Recently, the Seattle School Board was reviewing some grim stats when the staff gave a shocking reason for why test scores haven’t recovered. About 40 percent of middle schoolers, and 30 percent of elementary students, are chronically absent from the city’s Title 1 schools. (These are schools with higher proportions of students from low-income families.)

No amount of great intentions or tutoring is going to make a dent if the kids simply aren’t there. Something has shifted; before the pandemic, chronic absenteeism in Seattle’s elementary schools was about 15 percent. That’s not great, but 30 percent to 40 percent is a five-alarm crisis. (There’s a proposed bill in Olympia to address this, including paying for home visits; hopefully it will get enough oxygen, and money, to pass — before it’s too late.)

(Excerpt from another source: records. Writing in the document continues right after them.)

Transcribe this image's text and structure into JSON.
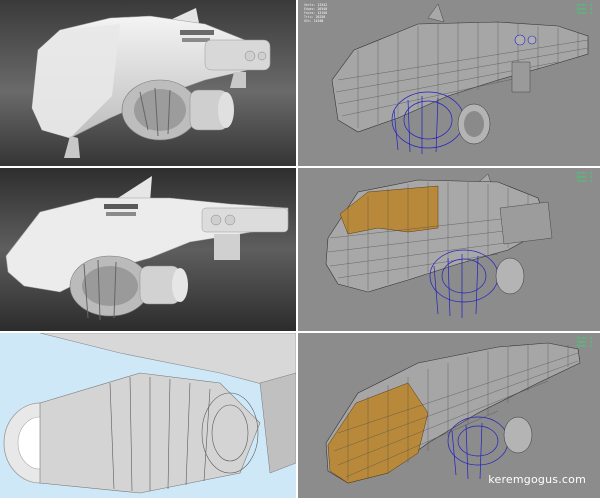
{
  "watermark": {
    "text": "keremgogus.com"
  },
  "colors": {
    "render_bg_dark": "#5a5a5a",
    "render_bg_mid": "#3e3e3e",
    "viewport_bg": "#8c8c8c",
    "sky_bg": "#cfe8f7",
    "body_white": "#ececec",
    "wire_blue": "#2020c0",
    "panel_orange": "#b8893a",
    "hud_green": "#2ee070"
  },
  "hud_top_right": [
    {
      "k": "Verts:",
      "v": "13342"
    },
    {
      "k": "Edges:",
      "v": "26540"
    },
    {
      "k": "Faces:",
      "v": "13156"
    },
    {
      "k": "Tris:",
      "v": "26250"
    },
    {
      "k": "UVs:",
      "v": "14108"
    }
  ],
  "hud_side": [
    {
      "k": "Verts:",
      "v": "0"
    },
    {
      "k": "Edges:",
      "v": "0"
    },
    {
      "k": "Faces:",
      "v": "0"
    },
    {
      "k": "Tris:",
      "v": "0"
    },
    {
      "k": "UVs:",
      "v": "0"
    }
  ]
}
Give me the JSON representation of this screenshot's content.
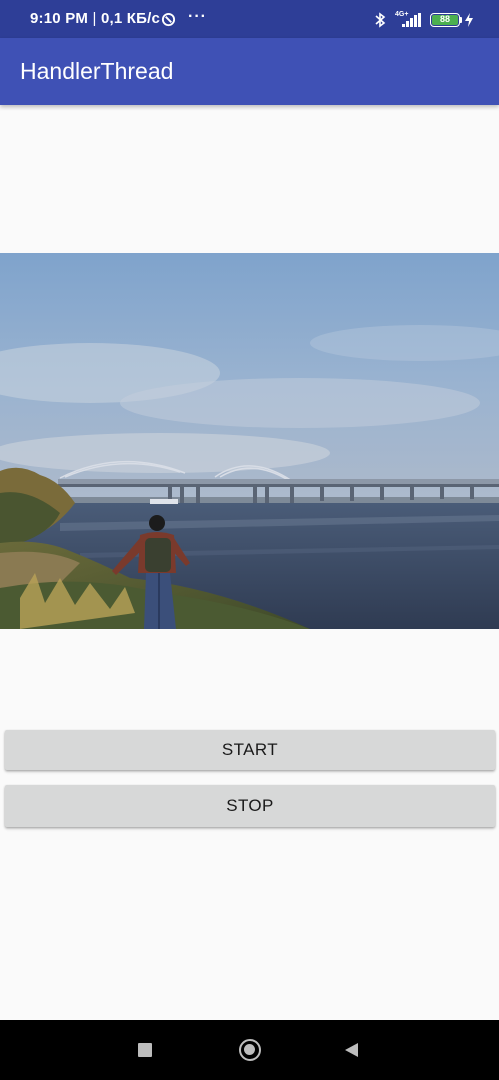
{
  "status_bar": {
    "time": "9:10 PM",
    "separator": " | ",
    "speed": "0,1 КБ/с",
    "more_dots": "···",
    "network_type": "4G+",
    "battery_level": "88",
    "icons": [
      "data-saver-icon",
      "bluetooth-icon",
      "signal-icon",
      "battery-icon",
      "charging-bolt-icon"
    ]
  },
  "app_bar": {
    "title": "HandlerThread"
  },
  "content": {
    "image": "landscape-photo-bridge-river-person",
    "buttons": {
      "start_label": "START",
      "stop_label": "STOP"
    }
  },
  "nav_bar": {
    "icons": [
      "recents-square-icon",
      "home-circle-icon",
      "back-triangle-icon"
    ]
  },
  "colors": {
    "status_bar": "#2e3e97",
    "app_bar": "#3f51b5",
    "background": "#fafafa",
    "button": "#d7d8d8",
    "battery": "#4caf50"
  }
}
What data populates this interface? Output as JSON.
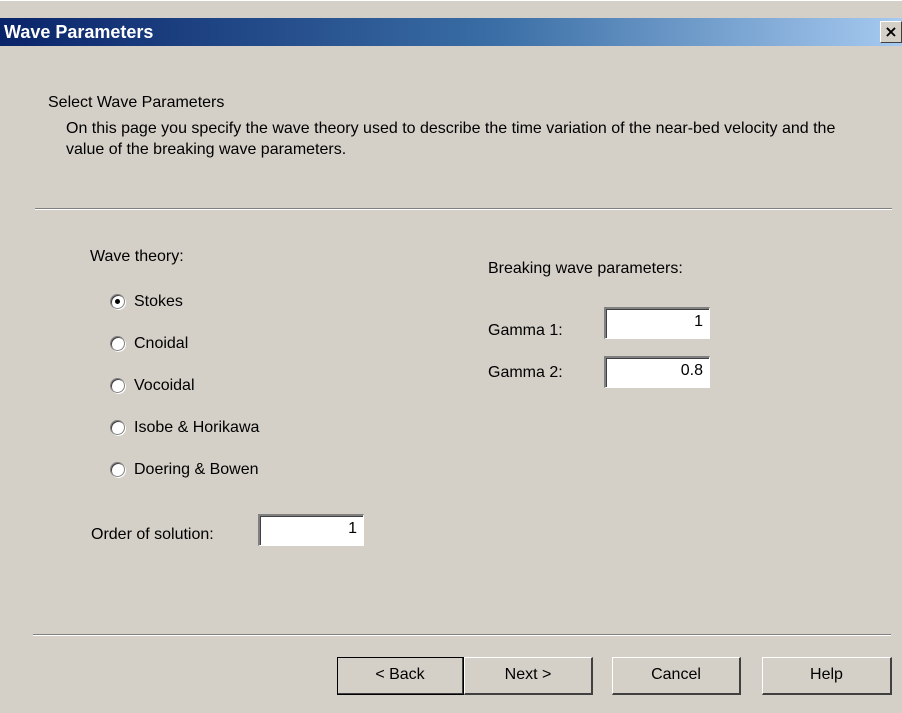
{
  "window": {
    "title": "Wave Parameters",
    "close_glyph": "×"
  },
  "header": {
    "heading": "Select Wave Parameters",
    "description": "On this page you specify the wave theory used to describe the time variation of the near-bed velocity and the value of the breaking wave parameters."
  },
  "wave_theory": {
    "label": "Wave theory:",
    "selected": "Stokes",
    "options": [
      {
        "label": "Stokes",
        "checked": true
      },
      {
        "label": "Cnoidal",
        "checked": false
      },
      {
        "label": "Vocoidal",
        "checked": false
      },
      {
        "label": "Isobe & Horikawa",
        "checked": false
      },
      {
        "label": "Doering & Bowen",
        "checked": false
      }
    ]
  },
  "order": {
    "label": "Order of solution:",
    "value": "1"
  },
  "breaking": {
    "label": "Breaking wave parameters:",
    "gamma1_label": "Gamma 1:",
    "gamma1_value": "1",
    "gamma2_label": "Gamma 2:",
    "gamma2_value": "0.8"
  },
  "buttons": {
    "back": "< Back",
    "next": "Next >",
    "cancel": "Cancel",
    "help": "Help"
  }
}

Elway said it isn’t clear why the public isn’t dialed in right now. Other big crises like homelessness and crime are more visible. Other problems, like the soaring cost of living, are more broadly shared.

There’s also the nationalization of politics.

“Everything is filtered now through a national partisan lens,” he said. “If the national candidates and parties aren’t talking about it and whipping everybody up, then the media doesn’t focus on it. It kind of drops out of sight.”

This is a mistake. National topics like, say, threats to democracy are vital and can be all-consuming. But we’ve got to be big enough, confident enough, not to be totally dominated by that.

The harsh reality is Washington’s public schools are slipping. The dig out from the pandemic is going to be a long slog, with fits and starts. That students are still going missing four years on would make this a terrible moment for the political system and its leaders to go missing, too.